How is the AstraZeneca vaccine easier to manage?
It can be injected by a GP or a pharmacist into a person’s arm straight out of a fridge. The first AstraZeneca vaccines, about 21,000 doses, are expected to arrive into the country this weekend, with hundreds of thousands more expected in the following weeks. The AstraZeneca vaccines, once they arrive, are expected to be used on remaining frontline healthcare workers, who are younger, so more Pfizer and Moderna vaccines would be available to the over-70s.
Is the handling of the Moderna vaccine as complicated as the Pfizer vaccine?
No, but the State is getting fewer Moderna vaccines.
It can be stored frozen at temperatures of between -25 and -15 degrees until expiry and in a fridge for 30 days or at room temperature for 12 hours.
Once the vaccine vial has been punctured, it must be used within six hours. A single dose of the vaccine is 0.5ml. Any unused or partially unused vials must be discarded. Two doses of the vaccine, 28 days apart, gives a person 94 per cent protection from serious Covid-19 illness.

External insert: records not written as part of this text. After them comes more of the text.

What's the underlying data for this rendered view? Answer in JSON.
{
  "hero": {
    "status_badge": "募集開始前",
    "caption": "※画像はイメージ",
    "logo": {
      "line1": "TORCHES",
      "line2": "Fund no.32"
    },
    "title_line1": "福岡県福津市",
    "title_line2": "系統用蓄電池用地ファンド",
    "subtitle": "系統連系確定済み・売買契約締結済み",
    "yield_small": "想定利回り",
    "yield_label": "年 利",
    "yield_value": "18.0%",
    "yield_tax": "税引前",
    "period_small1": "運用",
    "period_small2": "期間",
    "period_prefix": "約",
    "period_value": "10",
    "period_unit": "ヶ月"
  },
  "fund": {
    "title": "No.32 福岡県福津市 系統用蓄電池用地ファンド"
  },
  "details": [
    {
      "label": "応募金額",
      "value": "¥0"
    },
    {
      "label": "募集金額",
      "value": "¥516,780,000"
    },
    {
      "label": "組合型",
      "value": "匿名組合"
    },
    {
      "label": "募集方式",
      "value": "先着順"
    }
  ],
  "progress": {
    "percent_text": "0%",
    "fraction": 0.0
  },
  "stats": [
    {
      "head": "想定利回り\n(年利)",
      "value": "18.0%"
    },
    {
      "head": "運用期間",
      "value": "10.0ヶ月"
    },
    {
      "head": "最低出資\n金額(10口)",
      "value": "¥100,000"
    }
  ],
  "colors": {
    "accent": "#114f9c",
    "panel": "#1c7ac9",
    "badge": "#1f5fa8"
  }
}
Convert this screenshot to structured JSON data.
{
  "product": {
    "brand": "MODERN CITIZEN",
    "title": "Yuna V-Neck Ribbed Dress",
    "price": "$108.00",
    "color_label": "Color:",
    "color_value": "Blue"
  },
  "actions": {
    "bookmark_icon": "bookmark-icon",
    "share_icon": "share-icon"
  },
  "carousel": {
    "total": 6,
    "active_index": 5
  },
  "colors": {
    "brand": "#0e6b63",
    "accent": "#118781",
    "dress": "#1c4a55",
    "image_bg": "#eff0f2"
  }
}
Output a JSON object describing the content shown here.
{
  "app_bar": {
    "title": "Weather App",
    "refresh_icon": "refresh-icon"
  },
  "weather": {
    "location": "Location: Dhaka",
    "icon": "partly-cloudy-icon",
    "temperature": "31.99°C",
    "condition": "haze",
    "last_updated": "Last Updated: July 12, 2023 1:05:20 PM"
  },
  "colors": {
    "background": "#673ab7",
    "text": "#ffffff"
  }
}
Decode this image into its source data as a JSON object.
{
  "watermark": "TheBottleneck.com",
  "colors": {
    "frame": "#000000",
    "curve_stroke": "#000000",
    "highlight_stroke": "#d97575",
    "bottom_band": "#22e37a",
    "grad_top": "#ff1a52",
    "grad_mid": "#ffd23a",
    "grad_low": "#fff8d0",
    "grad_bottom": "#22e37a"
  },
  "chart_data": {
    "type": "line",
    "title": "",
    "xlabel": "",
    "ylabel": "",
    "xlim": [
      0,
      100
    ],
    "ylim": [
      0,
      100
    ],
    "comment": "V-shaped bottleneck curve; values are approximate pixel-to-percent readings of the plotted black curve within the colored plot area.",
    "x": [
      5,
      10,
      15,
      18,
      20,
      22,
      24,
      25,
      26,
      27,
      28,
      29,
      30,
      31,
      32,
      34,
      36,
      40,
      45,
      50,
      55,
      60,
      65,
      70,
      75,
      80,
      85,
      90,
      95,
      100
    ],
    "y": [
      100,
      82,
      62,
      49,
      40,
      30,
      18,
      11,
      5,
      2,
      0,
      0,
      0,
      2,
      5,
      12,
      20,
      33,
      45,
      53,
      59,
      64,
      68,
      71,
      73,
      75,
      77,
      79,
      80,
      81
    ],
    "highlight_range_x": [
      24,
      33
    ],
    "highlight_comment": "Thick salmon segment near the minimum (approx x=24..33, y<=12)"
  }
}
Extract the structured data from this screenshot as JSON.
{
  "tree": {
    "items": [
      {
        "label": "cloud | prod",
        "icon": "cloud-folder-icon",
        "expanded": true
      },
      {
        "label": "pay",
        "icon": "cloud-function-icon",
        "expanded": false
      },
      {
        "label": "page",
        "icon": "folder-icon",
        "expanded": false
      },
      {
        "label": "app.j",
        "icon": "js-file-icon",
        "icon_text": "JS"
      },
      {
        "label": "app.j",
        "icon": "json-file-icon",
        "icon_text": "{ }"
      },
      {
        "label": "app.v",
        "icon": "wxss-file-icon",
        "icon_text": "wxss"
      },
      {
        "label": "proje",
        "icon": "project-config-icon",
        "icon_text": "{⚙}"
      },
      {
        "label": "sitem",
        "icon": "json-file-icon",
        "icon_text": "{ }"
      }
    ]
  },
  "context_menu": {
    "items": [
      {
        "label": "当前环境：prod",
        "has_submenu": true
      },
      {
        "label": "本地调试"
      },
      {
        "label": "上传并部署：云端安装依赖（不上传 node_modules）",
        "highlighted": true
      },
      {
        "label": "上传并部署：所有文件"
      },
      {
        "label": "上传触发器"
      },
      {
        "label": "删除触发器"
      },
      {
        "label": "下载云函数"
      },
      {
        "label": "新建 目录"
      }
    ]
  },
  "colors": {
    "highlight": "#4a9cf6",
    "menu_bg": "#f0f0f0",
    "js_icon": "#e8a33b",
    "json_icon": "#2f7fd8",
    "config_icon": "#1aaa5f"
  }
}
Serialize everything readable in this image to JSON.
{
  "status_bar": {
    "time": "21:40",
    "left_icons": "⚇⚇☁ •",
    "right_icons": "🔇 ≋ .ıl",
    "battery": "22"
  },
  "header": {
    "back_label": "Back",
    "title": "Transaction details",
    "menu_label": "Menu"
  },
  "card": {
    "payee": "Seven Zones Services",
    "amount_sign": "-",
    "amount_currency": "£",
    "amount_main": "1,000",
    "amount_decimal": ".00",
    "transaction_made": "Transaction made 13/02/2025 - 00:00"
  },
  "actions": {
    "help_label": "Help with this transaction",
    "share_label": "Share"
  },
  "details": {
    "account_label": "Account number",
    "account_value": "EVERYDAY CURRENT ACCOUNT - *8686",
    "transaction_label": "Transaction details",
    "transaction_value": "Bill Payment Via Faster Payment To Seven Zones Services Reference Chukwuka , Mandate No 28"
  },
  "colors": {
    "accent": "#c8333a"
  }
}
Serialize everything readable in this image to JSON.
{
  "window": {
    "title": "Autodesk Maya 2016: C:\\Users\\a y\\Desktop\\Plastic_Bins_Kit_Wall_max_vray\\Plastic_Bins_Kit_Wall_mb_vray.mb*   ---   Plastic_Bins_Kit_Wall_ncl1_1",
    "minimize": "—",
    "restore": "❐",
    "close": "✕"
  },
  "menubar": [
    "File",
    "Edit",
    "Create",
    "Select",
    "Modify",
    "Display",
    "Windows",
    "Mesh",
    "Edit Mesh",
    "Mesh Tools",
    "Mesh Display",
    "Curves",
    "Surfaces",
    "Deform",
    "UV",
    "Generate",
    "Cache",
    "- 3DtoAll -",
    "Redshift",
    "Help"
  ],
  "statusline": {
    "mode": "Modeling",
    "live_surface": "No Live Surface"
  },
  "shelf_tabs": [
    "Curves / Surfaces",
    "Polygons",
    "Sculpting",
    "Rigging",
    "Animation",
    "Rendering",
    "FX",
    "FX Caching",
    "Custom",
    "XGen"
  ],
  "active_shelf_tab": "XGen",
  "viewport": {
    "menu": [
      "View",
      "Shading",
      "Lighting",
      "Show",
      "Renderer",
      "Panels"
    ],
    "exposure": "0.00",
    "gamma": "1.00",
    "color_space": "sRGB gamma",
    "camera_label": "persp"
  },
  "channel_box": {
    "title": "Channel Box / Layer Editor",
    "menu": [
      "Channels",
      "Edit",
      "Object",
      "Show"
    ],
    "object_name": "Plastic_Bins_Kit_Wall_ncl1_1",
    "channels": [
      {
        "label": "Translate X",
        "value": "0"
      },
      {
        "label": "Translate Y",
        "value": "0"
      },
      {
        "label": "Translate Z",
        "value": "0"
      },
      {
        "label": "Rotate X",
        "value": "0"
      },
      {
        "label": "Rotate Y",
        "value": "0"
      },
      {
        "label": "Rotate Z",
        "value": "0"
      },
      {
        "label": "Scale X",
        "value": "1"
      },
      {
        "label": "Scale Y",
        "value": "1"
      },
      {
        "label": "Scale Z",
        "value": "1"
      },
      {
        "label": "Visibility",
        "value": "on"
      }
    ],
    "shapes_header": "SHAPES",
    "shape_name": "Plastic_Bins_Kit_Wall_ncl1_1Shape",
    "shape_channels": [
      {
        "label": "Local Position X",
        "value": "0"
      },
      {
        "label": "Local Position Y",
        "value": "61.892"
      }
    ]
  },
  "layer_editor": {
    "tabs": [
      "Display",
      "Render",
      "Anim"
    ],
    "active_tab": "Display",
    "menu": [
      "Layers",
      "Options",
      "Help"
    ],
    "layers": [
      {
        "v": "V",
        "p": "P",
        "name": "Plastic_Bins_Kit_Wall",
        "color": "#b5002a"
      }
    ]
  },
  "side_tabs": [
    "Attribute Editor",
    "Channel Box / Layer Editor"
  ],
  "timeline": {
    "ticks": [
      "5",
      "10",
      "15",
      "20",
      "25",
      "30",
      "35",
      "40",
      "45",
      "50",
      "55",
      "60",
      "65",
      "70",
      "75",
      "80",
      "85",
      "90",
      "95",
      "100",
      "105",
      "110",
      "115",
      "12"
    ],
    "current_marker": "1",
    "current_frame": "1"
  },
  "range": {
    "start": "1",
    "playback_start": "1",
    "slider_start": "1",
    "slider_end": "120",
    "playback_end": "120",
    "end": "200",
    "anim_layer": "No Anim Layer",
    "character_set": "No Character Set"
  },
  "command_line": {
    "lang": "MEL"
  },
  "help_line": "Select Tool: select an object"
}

How are these technical requirements affecting the rollout?
The Government and State health officials decided this week that Pfizer and Moderna vaccines, rather than the more easily stored AstraZeneca jab, should be given to people aged over 70 where possible. As a result the rollout plan has had to be reworked because a large part of the Government’s original plan and timetable involved older people getting the AstraZeneca vaccine.
This now means GPs managing smaller numbers of people will have to go to larger practices because of the challenges of transporting the Pfizer and Moderna vaccines. People will also be vaccinated at primary care centres and dedicated centres from February 15th when the over-70s start getting their jabs.
The Government is considering ways of getting older people such as the over-85s to vaccination locations and whether transport needs to be provided.
Minister for Health Stephen Donnelly has said that he is confident that 70 per cent of GPs will be able to provide the Pfizer and Moderna vaccines to patients in their own surgeries.
What are the difficulties in vaccinating at smaller sites?
In Israel, which has the best vaccine rollout rate in the world, it was found that there were not enough people in the top priority groups to be vaccinated at some smaller localities because Pfizer’s initial specifications said that once the vials were removed from ultra-low-temperature freezers they had to be transported only in large trays containing 195 vials, or about 1,300 doses. Vaccinating at smaller sites would require repackaging vaccines in very low-temperature fridges for distribution in smaller numbers at more remote sites, which is what happened in Israel. In other words, the more people at a vaccination location, the easier it is to administer the Pfizer vaccines.
So how many vaccines are needed for this next group to be vaccinated?
There are about 480,000 people over the age of 70 who need to be vaccinated requiring 960,000 doses.
Supplies vary and the HSE has said that more doses could become available but under rough estimates the State expects 1.2 million vaccine doses by the end of March, including 800,000 Pfizer and Moderna jabs. That means there is expected to be a shortfall of at least 160,000 doses for the over-70s if the target completion date for that group at the end of March is to be met.
In other words, vaccinating the population’s next group, the over-70s, will take longer than expected. All this will make getting more people vaccinated more quickly all the more difficult.